Bankruptcy might be a great way for you to address your tax debts, but it also could be quite inefficient, depending on your circumstances. Therefore, you might have priority debts that can’t be discharged in a Chapter 7 bankruptcy, but not enough income for your Chapter 13 plan proposal to be approved by the court. Maybe your tax debt is low in comparison to the rest of the debts you have, and the rest of your debts wouldn’t be discharged in bankruptcy or you could be at risk of losing your assets. Sometimes, even our bankruptcy lawyers have to admit that filing bankruptcy might not be best for you.

When you file bankruptcy, it will have a long-standing impact on your credit. The change in your credit score will depend mostly on how your credit was before filing. It will most likely plummet upon filing if you had a good score, but you may see a very small or even positive change if you had a mediocre or low credit score before filing your bankruptcy petition. The bankruptcy will show up on your credit report for 10 years if you file Chapter 7 bankruptcy. If you declare Chapter 13 bankruptcy in Arizona, it will remain on your credit report for 7 years. For either chapter of bankruptcy, you will be ineligible for most home mortgages for 2 years from the filing date. Depending on your plans for the future, these drawbacks might outweigh the benefits that bankruptcy offers.

Your Affordable, High-Quality Bankruptcy Firm in Arizona

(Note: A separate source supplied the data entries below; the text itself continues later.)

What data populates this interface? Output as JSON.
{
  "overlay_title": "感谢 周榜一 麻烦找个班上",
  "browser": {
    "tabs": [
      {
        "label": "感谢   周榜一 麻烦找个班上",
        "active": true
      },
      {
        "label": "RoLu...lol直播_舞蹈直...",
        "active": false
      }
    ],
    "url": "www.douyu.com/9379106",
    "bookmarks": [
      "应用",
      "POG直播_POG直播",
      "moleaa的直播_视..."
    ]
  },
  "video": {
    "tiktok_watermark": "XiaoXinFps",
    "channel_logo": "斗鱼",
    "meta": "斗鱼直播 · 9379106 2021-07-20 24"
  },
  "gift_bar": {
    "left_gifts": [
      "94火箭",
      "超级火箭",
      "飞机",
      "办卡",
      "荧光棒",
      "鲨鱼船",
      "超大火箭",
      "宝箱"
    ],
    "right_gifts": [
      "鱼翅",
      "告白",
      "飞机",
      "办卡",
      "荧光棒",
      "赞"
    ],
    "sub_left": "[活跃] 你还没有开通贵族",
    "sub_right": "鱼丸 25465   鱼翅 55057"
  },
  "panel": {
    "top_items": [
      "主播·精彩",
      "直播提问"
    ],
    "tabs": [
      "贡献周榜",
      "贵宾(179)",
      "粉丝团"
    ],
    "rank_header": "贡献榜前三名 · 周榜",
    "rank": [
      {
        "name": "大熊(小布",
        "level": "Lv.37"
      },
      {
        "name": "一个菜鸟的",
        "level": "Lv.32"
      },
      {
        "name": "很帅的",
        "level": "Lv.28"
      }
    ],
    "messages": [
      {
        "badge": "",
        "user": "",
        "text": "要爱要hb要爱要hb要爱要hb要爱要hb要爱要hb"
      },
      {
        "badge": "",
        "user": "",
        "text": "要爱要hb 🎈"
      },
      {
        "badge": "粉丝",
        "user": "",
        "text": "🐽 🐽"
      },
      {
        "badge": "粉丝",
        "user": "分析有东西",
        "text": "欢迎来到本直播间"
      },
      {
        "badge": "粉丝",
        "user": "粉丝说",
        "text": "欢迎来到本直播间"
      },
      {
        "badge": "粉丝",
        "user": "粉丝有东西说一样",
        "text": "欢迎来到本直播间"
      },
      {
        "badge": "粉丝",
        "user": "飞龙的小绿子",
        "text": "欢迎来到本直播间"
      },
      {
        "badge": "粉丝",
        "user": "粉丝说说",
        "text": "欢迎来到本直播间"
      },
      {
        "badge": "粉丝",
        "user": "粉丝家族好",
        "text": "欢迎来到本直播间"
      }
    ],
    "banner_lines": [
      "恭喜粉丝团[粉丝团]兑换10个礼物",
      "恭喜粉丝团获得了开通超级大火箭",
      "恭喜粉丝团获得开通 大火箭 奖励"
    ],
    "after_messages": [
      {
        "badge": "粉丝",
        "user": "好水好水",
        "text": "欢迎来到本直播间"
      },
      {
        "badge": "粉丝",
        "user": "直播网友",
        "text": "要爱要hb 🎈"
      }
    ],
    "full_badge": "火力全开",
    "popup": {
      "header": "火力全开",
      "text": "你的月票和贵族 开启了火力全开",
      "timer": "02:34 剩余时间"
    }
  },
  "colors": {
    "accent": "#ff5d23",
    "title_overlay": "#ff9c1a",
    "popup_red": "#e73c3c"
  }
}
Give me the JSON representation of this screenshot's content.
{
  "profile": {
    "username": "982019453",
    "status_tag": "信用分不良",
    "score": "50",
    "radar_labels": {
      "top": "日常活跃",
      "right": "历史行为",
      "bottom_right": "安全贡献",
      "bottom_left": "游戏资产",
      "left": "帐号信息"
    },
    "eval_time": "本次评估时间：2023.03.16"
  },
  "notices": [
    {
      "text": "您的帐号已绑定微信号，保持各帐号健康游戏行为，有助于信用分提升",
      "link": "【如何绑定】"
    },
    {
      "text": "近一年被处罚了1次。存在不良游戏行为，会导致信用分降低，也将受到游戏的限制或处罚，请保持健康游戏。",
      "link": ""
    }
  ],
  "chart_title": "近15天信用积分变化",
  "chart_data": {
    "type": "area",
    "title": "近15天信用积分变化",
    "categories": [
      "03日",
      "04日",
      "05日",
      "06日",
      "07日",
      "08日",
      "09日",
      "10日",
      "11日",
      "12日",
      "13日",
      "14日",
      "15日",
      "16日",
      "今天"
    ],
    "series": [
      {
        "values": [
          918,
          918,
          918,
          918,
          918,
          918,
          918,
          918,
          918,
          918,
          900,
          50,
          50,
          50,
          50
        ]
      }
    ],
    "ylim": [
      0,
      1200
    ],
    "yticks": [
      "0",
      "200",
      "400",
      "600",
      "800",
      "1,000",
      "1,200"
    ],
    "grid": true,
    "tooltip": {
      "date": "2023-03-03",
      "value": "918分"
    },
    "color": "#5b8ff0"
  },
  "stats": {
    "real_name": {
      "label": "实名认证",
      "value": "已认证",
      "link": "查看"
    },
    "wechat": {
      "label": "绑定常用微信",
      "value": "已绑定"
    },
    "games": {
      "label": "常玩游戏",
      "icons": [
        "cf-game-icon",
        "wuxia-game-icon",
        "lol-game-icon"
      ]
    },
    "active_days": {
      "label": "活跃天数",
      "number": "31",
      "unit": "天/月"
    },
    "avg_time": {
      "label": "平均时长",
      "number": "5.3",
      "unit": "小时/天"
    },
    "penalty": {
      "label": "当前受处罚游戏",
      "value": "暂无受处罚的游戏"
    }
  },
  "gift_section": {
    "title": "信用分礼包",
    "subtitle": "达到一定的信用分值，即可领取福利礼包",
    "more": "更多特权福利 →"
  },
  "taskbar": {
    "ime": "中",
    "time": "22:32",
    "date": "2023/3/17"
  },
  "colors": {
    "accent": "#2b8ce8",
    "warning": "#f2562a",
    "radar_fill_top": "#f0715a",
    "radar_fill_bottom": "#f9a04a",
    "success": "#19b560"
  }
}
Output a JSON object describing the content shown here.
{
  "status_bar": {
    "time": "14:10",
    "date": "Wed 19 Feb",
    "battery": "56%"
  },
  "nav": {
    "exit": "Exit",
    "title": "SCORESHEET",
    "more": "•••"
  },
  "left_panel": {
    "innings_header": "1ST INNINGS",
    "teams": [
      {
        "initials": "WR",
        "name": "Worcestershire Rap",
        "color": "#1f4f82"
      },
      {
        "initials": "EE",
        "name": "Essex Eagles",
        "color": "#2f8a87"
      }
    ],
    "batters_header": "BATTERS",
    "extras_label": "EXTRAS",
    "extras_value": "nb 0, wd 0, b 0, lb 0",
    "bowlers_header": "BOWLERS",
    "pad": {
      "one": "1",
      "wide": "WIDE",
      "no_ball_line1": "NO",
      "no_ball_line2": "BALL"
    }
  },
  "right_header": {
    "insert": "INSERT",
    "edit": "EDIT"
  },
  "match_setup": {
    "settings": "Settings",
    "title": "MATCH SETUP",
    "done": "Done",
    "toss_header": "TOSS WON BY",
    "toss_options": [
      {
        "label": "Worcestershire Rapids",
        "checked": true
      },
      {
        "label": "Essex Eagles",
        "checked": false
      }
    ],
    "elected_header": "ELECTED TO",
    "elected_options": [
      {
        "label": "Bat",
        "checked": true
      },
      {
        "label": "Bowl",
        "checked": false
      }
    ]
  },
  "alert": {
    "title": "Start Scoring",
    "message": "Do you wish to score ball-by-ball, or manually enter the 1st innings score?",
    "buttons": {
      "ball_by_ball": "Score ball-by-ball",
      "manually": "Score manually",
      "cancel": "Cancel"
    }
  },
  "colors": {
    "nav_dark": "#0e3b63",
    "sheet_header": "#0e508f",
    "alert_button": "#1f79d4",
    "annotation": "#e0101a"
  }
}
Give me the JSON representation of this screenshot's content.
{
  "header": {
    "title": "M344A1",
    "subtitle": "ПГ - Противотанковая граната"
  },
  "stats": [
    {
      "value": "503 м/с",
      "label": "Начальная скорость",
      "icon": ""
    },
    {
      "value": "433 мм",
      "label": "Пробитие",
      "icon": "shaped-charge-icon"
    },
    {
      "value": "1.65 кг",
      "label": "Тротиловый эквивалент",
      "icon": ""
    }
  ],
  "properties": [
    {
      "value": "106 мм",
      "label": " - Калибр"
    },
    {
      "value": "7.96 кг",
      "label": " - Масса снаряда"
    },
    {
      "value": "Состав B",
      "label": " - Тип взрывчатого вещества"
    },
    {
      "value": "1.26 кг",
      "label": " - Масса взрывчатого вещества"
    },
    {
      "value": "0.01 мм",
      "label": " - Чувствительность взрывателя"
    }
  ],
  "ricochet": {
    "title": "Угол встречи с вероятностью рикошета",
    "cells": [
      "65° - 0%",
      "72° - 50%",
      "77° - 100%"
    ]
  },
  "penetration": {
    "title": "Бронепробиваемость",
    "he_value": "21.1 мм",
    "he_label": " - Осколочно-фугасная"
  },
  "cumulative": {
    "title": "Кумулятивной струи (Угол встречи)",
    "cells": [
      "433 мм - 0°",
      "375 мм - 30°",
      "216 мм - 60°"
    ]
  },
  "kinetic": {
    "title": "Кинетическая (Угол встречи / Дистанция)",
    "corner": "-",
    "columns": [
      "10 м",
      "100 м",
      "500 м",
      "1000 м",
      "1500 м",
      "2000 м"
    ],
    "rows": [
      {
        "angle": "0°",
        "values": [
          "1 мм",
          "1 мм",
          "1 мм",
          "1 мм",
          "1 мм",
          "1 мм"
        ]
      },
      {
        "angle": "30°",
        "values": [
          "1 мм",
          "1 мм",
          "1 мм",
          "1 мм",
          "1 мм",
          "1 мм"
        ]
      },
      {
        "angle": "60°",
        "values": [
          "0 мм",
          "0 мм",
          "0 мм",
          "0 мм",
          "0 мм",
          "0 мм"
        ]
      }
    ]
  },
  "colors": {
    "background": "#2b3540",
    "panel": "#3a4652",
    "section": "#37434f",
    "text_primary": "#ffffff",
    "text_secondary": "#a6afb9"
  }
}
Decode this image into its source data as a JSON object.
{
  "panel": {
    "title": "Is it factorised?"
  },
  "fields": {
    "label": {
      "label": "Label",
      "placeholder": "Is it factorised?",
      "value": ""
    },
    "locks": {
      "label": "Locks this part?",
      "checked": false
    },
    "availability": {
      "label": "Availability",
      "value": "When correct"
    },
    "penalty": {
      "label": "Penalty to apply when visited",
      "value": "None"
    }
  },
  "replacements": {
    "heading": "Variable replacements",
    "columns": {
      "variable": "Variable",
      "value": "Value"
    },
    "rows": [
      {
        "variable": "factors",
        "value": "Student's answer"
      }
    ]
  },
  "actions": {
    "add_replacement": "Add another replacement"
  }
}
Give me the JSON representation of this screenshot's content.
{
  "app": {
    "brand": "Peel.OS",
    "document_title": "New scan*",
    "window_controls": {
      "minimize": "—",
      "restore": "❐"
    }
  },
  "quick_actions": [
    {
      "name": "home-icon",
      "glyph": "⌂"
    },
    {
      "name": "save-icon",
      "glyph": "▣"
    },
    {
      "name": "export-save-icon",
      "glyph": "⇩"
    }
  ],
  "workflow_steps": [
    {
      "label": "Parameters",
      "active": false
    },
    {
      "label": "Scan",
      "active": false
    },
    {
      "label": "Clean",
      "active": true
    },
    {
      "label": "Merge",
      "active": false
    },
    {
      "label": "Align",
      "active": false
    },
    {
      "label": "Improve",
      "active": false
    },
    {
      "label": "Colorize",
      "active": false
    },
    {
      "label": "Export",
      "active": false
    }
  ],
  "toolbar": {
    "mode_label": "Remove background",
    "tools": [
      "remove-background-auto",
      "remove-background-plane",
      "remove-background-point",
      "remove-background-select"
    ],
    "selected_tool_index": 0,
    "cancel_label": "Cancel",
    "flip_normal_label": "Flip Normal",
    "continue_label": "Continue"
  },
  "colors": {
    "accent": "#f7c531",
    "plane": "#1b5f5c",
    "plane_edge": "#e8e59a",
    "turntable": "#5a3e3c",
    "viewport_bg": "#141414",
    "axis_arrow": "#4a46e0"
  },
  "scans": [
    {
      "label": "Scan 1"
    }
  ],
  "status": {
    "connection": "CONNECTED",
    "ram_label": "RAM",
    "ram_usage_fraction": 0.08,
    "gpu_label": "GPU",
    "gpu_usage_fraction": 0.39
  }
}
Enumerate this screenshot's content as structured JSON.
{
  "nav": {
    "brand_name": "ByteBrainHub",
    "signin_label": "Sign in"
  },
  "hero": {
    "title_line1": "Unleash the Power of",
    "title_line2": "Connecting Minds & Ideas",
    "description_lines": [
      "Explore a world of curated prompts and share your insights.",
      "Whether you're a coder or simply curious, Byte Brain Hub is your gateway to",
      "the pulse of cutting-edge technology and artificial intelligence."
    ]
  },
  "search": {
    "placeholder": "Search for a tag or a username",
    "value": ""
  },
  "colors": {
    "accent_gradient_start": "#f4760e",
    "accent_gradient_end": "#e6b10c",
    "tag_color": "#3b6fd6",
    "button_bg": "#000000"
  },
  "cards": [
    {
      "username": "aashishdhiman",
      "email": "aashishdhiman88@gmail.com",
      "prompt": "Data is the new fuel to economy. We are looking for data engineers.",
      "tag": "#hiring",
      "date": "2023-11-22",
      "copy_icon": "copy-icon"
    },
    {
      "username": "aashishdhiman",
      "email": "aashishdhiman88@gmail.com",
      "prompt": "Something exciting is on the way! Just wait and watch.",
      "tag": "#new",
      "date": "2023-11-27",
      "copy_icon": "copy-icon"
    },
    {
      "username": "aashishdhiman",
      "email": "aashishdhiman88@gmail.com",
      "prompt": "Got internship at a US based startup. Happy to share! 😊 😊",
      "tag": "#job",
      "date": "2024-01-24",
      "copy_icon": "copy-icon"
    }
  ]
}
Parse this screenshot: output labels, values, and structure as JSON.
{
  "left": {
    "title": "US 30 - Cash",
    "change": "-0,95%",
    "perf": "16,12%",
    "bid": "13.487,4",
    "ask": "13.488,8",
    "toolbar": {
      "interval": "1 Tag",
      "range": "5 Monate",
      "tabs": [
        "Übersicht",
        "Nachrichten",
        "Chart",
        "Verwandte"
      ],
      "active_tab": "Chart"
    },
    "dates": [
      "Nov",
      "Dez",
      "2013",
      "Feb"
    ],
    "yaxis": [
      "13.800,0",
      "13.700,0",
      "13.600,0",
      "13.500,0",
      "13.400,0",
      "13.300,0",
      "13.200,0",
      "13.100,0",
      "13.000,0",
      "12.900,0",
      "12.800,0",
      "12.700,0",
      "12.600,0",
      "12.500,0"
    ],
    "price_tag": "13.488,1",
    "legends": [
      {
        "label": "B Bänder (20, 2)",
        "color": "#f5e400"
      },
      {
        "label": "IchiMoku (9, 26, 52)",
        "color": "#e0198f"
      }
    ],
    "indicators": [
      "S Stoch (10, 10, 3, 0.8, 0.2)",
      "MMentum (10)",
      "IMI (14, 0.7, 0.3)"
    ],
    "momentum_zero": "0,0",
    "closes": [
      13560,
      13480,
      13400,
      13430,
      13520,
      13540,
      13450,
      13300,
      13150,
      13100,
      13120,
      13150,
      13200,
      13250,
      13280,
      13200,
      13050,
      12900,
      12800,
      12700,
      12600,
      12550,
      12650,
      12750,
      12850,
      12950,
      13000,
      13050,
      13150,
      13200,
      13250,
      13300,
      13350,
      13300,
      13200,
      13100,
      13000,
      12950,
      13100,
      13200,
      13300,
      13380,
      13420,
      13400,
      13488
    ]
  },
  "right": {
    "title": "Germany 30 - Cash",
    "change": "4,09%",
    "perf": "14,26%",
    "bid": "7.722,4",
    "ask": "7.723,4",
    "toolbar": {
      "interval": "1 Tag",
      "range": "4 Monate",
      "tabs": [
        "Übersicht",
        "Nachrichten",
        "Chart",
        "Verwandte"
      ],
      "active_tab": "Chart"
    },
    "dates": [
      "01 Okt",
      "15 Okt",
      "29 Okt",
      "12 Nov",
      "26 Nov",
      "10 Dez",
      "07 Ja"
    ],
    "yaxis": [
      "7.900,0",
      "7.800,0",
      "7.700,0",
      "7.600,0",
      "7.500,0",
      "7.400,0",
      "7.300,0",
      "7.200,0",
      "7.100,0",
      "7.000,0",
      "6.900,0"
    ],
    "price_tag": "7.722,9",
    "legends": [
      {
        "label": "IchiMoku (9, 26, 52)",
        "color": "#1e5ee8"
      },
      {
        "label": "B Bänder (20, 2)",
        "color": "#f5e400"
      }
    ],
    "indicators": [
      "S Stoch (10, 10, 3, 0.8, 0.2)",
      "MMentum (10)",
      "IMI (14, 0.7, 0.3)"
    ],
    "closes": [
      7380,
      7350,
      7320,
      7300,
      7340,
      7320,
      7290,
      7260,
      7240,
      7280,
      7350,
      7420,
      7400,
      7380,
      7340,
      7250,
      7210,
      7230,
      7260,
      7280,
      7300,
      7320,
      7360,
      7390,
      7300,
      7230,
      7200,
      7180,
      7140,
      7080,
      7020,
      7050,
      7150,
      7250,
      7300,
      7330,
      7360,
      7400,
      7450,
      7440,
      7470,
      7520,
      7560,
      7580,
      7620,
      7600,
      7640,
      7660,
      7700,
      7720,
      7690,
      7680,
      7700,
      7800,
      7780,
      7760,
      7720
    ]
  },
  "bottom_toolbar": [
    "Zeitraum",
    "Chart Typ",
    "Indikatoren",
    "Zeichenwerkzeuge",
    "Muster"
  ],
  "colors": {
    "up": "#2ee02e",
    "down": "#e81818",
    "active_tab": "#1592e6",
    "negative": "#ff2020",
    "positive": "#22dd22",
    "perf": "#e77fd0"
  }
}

When you have specialized issues like tax debt going into a bankruptcy, it’s important that you file with someone with the relevant expertise. Your Arizona bankruptcy attorney can help make sure that your bankruptcy experience involves as little stress as possible. Thus, you might assume that this is financially out of your reach, but our bankruptcy team makes discharging your debts surprisingly affordable.
Not only does our AZ Bankruptcy team offer competitive rates, but our Arizona Zero Down Bankruptcy Law Firm also offer innovative payment plans starting as low as zero dollars down. Get your creditors off your back and receive bankruptcy protection with affordable payments that start after your case has been filed. Plus, your payment plan can even help you improve your credit score after bankruptcy. To learn more, use our online form or call our office to schedule your free consultation with our experienced bankruptcy lawyers.